Brief: Take each line from the entries that holds "kind" and copy it out.

Provided material:

######

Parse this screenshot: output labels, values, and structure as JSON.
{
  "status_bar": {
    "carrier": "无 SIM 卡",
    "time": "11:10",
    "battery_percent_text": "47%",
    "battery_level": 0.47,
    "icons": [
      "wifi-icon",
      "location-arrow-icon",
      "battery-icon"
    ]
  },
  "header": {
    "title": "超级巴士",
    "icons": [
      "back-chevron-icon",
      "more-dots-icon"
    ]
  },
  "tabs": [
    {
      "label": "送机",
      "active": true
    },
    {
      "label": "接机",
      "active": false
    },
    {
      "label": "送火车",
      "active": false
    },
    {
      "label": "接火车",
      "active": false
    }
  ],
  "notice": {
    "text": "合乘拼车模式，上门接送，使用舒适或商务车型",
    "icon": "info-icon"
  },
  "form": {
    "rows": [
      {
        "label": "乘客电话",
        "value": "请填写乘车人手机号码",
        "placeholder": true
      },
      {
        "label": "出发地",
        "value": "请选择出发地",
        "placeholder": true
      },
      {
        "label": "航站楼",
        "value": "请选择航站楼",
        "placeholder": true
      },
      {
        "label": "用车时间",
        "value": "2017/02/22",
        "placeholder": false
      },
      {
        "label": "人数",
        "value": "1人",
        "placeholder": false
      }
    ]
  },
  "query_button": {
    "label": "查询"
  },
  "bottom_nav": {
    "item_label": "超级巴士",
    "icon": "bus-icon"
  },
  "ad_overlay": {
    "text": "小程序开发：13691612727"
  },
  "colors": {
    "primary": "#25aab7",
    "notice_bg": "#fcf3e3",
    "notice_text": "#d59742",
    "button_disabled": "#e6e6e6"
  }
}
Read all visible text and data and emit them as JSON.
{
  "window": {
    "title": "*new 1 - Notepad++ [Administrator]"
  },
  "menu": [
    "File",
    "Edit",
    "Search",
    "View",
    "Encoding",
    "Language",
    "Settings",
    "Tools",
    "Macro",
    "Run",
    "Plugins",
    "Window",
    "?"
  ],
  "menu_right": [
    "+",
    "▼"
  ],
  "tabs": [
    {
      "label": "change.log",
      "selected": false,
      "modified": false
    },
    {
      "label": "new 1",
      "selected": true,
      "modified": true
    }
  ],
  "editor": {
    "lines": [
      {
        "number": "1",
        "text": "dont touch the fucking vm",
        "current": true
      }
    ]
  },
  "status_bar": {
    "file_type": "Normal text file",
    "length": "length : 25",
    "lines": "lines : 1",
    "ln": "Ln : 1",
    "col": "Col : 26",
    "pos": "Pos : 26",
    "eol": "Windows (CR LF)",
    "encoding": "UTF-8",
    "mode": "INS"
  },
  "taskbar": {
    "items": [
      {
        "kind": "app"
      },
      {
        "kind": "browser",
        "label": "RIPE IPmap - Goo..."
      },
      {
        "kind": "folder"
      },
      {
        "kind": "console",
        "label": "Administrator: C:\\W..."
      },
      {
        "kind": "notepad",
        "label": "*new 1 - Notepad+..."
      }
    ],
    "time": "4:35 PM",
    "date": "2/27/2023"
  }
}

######

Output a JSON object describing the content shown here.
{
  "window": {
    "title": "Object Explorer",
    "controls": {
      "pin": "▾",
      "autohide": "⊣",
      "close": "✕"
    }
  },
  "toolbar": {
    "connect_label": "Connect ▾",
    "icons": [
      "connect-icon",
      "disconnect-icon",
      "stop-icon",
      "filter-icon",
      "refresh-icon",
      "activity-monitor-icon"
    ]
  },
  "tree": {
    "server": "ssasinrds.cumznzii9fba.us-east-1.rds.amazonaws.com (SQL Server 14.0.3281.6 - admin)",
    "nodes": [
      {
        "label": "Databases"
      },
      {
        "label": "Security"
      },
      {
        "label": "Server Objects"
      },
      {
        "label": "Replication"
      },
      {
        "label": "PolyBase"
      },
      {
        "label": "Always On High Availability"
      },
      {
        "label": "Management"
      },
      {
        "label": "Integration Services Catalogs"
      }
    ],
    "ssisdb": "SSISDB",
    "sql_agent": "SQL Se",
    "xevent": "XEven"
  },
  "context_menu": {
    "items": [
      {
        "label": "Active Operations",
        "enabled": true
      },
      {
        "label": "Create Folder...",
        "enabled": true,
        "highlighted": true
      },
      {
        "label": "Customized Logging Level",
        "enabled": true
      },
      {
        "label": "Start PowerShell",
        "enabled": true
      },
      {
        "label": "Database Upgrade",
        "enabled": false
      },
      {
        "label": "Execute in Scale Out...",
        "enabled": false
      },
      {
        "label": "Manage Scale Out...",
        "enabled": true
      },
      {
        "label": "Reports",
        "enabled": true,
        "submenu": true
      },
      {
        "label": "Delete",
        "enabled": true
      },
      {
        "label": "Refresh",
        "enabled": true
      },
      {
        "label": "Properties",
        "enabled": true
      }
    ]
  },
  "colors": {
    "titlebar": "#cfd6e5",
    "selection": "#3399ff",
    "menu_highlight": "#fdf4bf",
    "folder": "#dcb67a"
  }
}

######

Exercise solution:
        "kind": "app"
        "kind": "browser",
        "kind": "folder"
        "kind": "console",
        "kind": "notepad",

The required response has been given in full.